No bill was announced in the Queen’s speech on Tuesday but the foreign secretary is reported to have asked officials to prepare the draft, which would put the UK in breach of its treaty obligations.
As well as scrapping checks, the draft legislation would also take away powers of the European court of justice and remove all requirement for Northern Irish businesses to follow EU regulations.
A government source confirmed Truss intended to move unilaterally to prepare to change parts of the protocol but denied the UK government had given up on negotiation. Truss is understood to have formed the view that the UK cannot wait for negotiations to conclude before preparing to act unilaterally, given the election results in Northern Ireland over the weekend.
Senior UK sources emphasised that stability in Northern Ireland was at stake with the glacial pace of talks and while the EU has made clear that its mandate is not set to change.
Some cabinet ministers, including the chancellor, Rishi Sunak, and the levelling up secretary, Michael Gove, were said to be uneasy about the high stakes involved in Truss’s strategy and the possibility of a trade war with the EU as the UK stands on the brink of a potential recession.
Cabinet sources suggested Truss’s manoeuvres were part of “leadership feather-fluttering” – hinting they were designed to put her at odds with Sunak in the minds of Conservative backbenchers. Sources close to Gove and Sunak denied they were trying to block Truss’s plans.
The draft bill was initially understood to be intended to grant ministers the power in principle to override the treaty – but not necessarily to be used in practice. However, the Times reported on Tuesday that the bill would go further than expected and scrap parts of the protocol.
Such a move is expected to provoke legal retaliation by the EU were it to go ahead – including the bloc potentially imposing new tariffs.
Truss will argue that the election results in Northern Ireland give the negotiations a fresh sense of urgency because the Democratic Unionist party has said it will boycott any participation in a new government at Stormont until the issue is resolved.

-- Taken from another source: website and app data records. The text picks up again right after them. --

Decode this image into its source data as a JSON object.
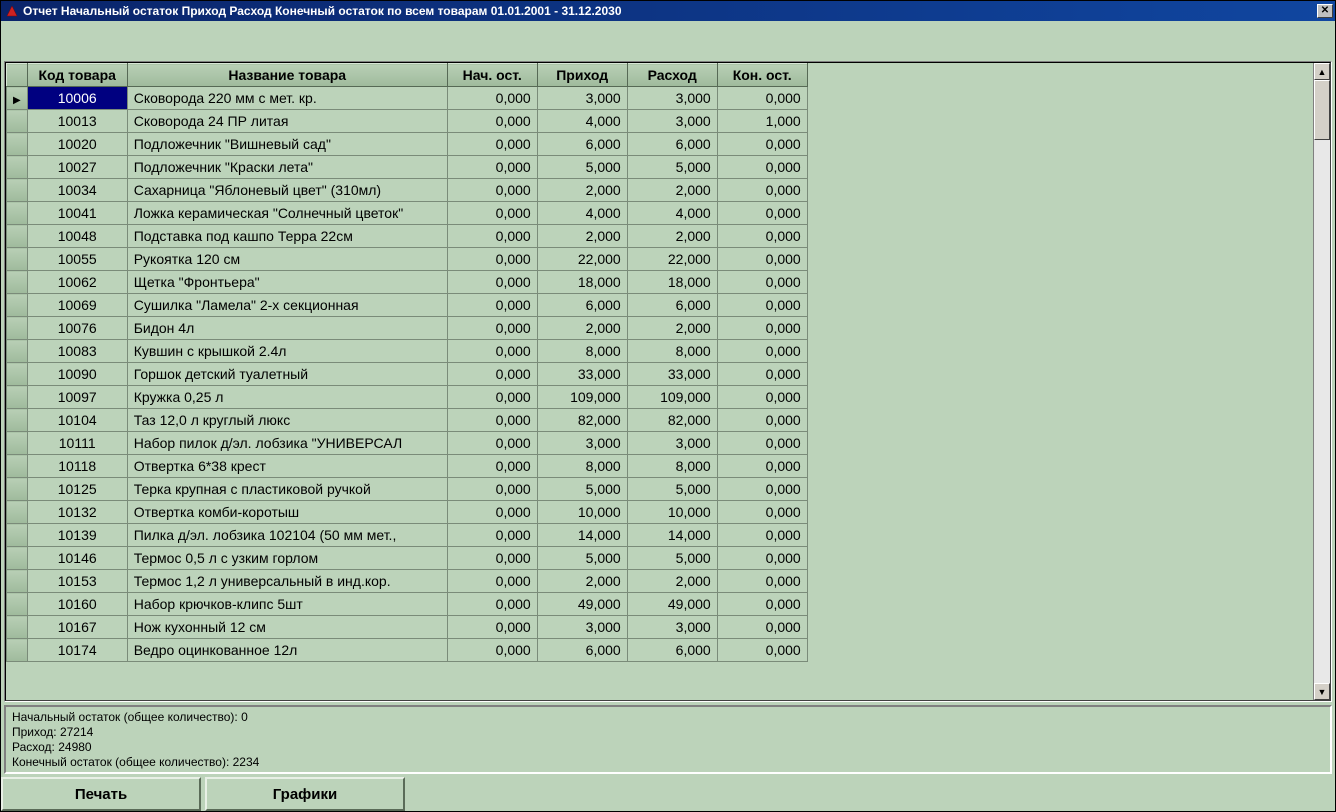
{
  "window": {
    "title": "Отчет Начальный остаток Приход Расход Конечный остаток по всем товарам   01.01.2001 - 31.12.2030"
  },
  "columns": {
    "code": "Код товара",
    "name": "Название товара",
    "start": "Нач. ост.",
    "in": "Приход",
    "out": "Расход",
    "end": "Кон. ост."
  },
  "rows": [
    {
      "code": "10006",
      "name": "Сковорода 220 мм с мет. кр.",
      "start": "0,000",
      "in": "3,000",
      "out": "3,000",
      "end": "0,000",
      "selected": true
    },
    {
      "code": "10013",
      "name": "Сковорода 24 ПР литая",
      "start": "0,000",
      "in": "4,000",
      "out": "3,000",
      "end": "1,000"
    },
    {
      "code": "10020",
      "name": "Подложечник \"Вишневый сад\"",
      "start": "0,000",
      "in": "6,000",
      "out": "6,000",
      "end": "0,000"
    },
    {
      "code": "10027",
      "name": "Подложечник \"Краски лета\"",
      "start": "0,000",
      "in": "5,000",
      "out": "5,000",
      "end": "0,000"
    },
    {
      "code": "10034",
      "name": "Сахарница \"Яблоневый цвет\" (310мл)",
      "start": "0,000",
      "in": "2,000",
      "out": "2,000",
      "end": "0,000"
    },
    {
      "code": "10041",
      "name": "Ложка керамическая \"Солнечный цветок\"",
      "start": "0,000",
      "in": "4,000",
      "out": "4,000",
      "end": "0,000"
    },
    {
      "code": "10048",
      "name": "Подставка под кашпо Терра 22см",
      "start": "0,000",
      "in": "2,000",
      "out": "2,000",
      "end": "0,000"
    },
    {
      "code": "10055",
      "name": "Рукоятка 120 см",
      "start": "0,000",
      "in": "22,000",
      "out": "22,000",
      "end": "0,000"
    },
    {
      "code": "10062",
      "name": "Щетка \"Фронтьера\"",
      "start": "0,000",
      "in": "18,000",
      "out": "18,000",
      "end": "0,000"
    },
    {
      "code": "10069",
      "name": "Сушилка \"Ламела\" 2-х секционная",
      "start": "0,000",
      "in": "6,000",
      "out": "6,000",
      "end": "0,000"
    },
    {
      "code": "10076",
      "name": "Бидон 4л",
      "start": "0,000",
      "in": "2,000",
      "out": "2,000",
      "end": "0,000"
    },
    {
      "code": "10083",
      "name": "Кувшин с крышкой 2.4л",
      "start": "0,000",
      "in": "8,000",
      "out": "8,000",
      "end": "0,000"
    },
    {
      "code": "10090",
      "name": "Горшок детский туалетный",
      "start": "0,000",
      "in": "33,000",
      "out": "33,000",
      "end": "0,000"
    },
    {
      "code": "10097",
      "name": "Кружка 0,25 л",
      "start": "0,000",
      "in": "109,000",
      "out": "109,000",
      "end": "0,000"
    },
    {
      "code": "10104",
      "name": "Таз 12,0 л круглый люкс",
      "start": "0,000",
      "in": "82,000",
      "out": "82,000",
      "end": "0,000"
    },
    {
      "code": "10111",
      "name": "Набор пилок д/эл. лобзика \"УНИВЕРСАЛ",
      "start": "0,000",
      "in": "3,000",
      "out": "3,000",
      "end": "0,000"
    },
    {
      "code": "10118",
      "name": "Отвертка 6*38 крест",
      "start": "0,000",
      "in": "8,000",
      "out": "8,000",
      "end": "0,000"
    },
    {
      "code": "10125",
      "name": "Терка крупная с пластиковой ручкой",
      "start": "0,000",
      "in": "5,000",
      "out": "5,000",
      "end": "0,000"
    },
    {
      "code": "10132",
      "name": "Отвертка комби-коротыш",
      "start": "0,000",
      "in": "10,000",
      "out": "10,000",
      "end": "0,000"
    },
    {
      "code": "10139",
      "name": "Пилка д/эл. лобзика 102104 (50 мм мет.,",
      "start": "0,000",
      "in": "14,000",
      "out": "14,000",
      "end": "0,000"
    },
    {
      "code": "10146",
      "name": "Термос 0,5 л с узким горлом",
      "start": "0,000",
      "in": "5,000",
      "out": "5,000",
      "end": "0,000"
    },
    {
      "code": "10153",
      "name": "Термос 1,2 л универсальный в инд.кор.",
      "start": "0,000",
      "in": "2,000",
      "out": "2,000",
      "end": "0,000"
    },
    {
      "code": "10160",
      "name": "Набор крючков-клипс 5шт",
      "start": "0,000",
      "in": "49,000",
      "out": "49,000",
      "end": "0,000"
    },
    {
      "code": "10167",
      "name": "Нож кухонный 12 см",
      "start": "0,000",
      "in": "3,000",
      "out": "3,000",
      "end": "0,000"
    },
    {
      "code": "10174",
      "name": "Ведро оцинкованное 12л",
      "start": "0,000",
      "in": "6,000",
      "out": "6,000",
      "end": "0,000"
    }
  ],
  "summary": {
    "line1": "Начальный остаток (общее количество): 0",
    "line2": "Приход: 27214",
    "line3": "Расход: 24980",
    "line4": "Конечный остаток (общее количество): 2234"
  },
  "buttons": {
    "print": "Печать",
    "charts": "Графики"
  }
}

Sinn Féin, which won the most seats at Stormont for the first time, said Northern Ireland was becoming “collateral damage” in the dispute.

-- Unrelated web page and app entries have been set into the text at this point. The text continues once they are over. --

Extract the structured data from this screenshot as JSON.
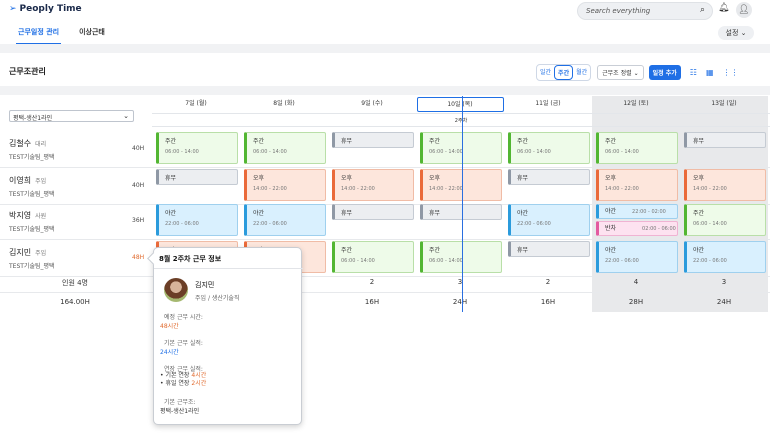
{
  "app": {
    "logo": "Peoply Time"
  },
  "nav": {
    "tabs": [
      "근무일정 관리",
      "이상근태"
    ],
    "active": 0
  },
  "search": {
    "placeholder": "Search everything"
  },
  "settings_label": "설정",
  "page_title": "근무조관리",
  "toolbar": {
    "view_modes": [
      "일간",
      "주간",
      "월간"
    ],
    "active_mode": "주간",
    "sort_label": "근무조 정렬",
    "add_label": "일정 추가"
  },
  "filter": {
    "location": "평택-생산1라인"
  },
  "days": [
    "7일 (월)",
    "8일 (화)",
    "9일 (수)",
    "10일 (목)",
    "11일 (금)",
    "12일 (토)",
    "13일 (일)"
  ],
  "today_index": 3,
  "week_label": "2주차",
  "employees": [
    {
      "name": "김철수",
      "rank": "대리",
      "dept": "TEST기술팀_평택",
      "hours": "40H",
      "warn": false
    },
    {
      "name": "이영희",
      "rank": "주임",
      "dept": "TEST기술팀_평택",
      "hours": "40H",
      "warn": false
    },
    {
      "name": "박지영",
      "rank": "사원",
      "dept": "TEST기술팀_평택",
      "hours": "36H",
      "warn": false
    },
    {
      "name": "김지민",
      "rank": "주임",
      "dept": "TEST기술팀_평택",
      "hours": "48H",
      "warn": true
    }
  ],
  "shifts": [
    [
      {
        "type": "day",
        "label": "주간",
        "time": "06:00 - 14:00"
      },
      {
        "type": "day",
        "label": "주간",
        "time": "06:00 - 14:00"
      },
      {
        "type": "off",
        "label": "휴무"
      },
      {
        "type": "day",
        "label": "주간",
        "time": "06:00 - 14:00"
      },
      {
        "type": "day",
        "label": "주간",
        "time": "06:00 - 14:00"
      },
      {
        "type": "day",
        "label": "주간",
        "time": "06:00 - 14:00"
      },
      {
        "type": "off",
        "label": "휴무"
      }
    ],
    [
      {
        "type": "off",
        "label": "휴무"
      },
      {
        "type": "eve",
        "label": "오후",
        "time": "14:00 - 22:00"
      },
      {
        "type": "eve",
        "label": "오후",
        "time": "14:00 - 22:00"
      },
      {
        "type": "eve",
        "label": "오후",
        "time": "14:00 - 22:00"
      },
      {
        "type": "off",
        "label": "휴무"
      },
      {
        "type": "eve",
        "label": "오후",
        "time": "14:00 - 22:00"
      },
      {
        "type": "eve",
        "label": "오후",
        "time": "14:00 - 22:00"
      }
    ],
    [
      {
        "type": "night",
        "label": "야간",
        "time": "22:00 - 06:00"
      },
      {
        "type": "night",
        "label": "야간",
        "time": "22:00 - 06:00"
      },
      {
        "type": "off",
        "label": "휴무"
      },
      {
        "type": "off",
        "label": "휴무"
      },
      {
        "type": "night",
        "label": "야간",
        "time": "22:00 - 06:00"
      },
      {
        "type": "split",
        "a_label": "야간",
        "a_time": "22:00 - 02:00",
        "b_label": "반차",
        "b_time": "02:00 - 06:00"
      },
      {
        "type": "day",
        "label": "주간",
        "time": "06:00 - 14:00"
      }
    ],
    [
      {
        "type": "eve",
        "label": "오후",
        "time": "14:00 - 22:00"
      },
      {
        "type": "eve",
        "label": "오후",
        "time": "14:00 - 22:00"
      },
      {
        "type": "day",
        "label": "주간",
        "time": "06:00 - 14:00"
      },
      {
        "type": "day",
        "label": "주간",
        "time": "06:00 - 14:00"
      },
      {
        "type": "off",
        "label": "휴무"
      },
      {
        "type": "night",
        "label": "야간",
        "time": "22:00 - 06:00"
      },
      {
        "type": "night",
        "label": "야간",
        "time": "22:00 - 06:00"
      }
    ]
  ],
  "summary": {
    "headcount_label": "인원 4명",
    "total_hours": "164.00H",
    "counts": [
      "",
      "",
      "2",
      "3",
      "2",
      "4",
      "3"
    ],
    "hours": [
      "",
      "",
      "16H",
      "24H",
      "16H",
      "28H",
      "24H"
    ]
  },
  "popover": {
    "title": "8월 2주차 근무 정보",
    "name": "김지민",
    "role": "주임 / 생산기술직",
    "planned_label": "예정 근무 시간:",
    "planned_value": "48시간",
    "basic_label": "기본 근무 실적:",
    "basic_value": "24시간",
    "ext_label": "연장 근무 실적:",
    "ext_items": [
      {
        "label": "기본 연장",
        "value": "4시간"
      },
      {
        "label": "휴일 연장",
        "value": "2시간"
      }
    ],
    "group_label": "기본 근무조:",
    "group_value": "평택-생산1라인"
  }
}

Boris Johnson spoke to Ireland’s taoiseach, Micheál Martin, on Tuesday morning. No 10 said he underlined the grave situation in Northern Ireland and reiterated warnings about the protocol.
“Despite repeated efforts by the UK government over many months to fix the protocol, including those sections related to the movement of goods and governance, the European Commission had not taken the steps necessary to help address the economic and political disruption on the ground,” No 10 said of the call.
“The prime minister reiterated that the UK government would take action to protect peace and political stability in Northern Ireland if solutions could not be found.”
A UK government spokesperson said: “Our focus has been, and will continue to be, preserving peace and stability in Northern Ireland. No decisions have yet been taken on the way forward. However, the situation is now very serious.
“We have always been clear that action will be taken to protect the Belfast [Good Friday] agreement if solutions cannot be found to fix the protocol.”
The Irish deputy prime minister, Leo Varadkar, who reached agreement with Johnson on the protocol in October 2019, suggested the UK was using threats to gain leverage in negotiations.
However, he warned the UK could not simply “resile” from the international treaty by unilaterally tearing up the protocol.
“If that is their approach, then we have a real problem here,” he told RTÉ. “It’s one thing to engage in a bit of sabre rattling … but if they were to actually go down that route, it will be very serious.”
Labour’s Jenny Chapman, a shadow minister, said the action “risks a trade war during a cost of living crisis”.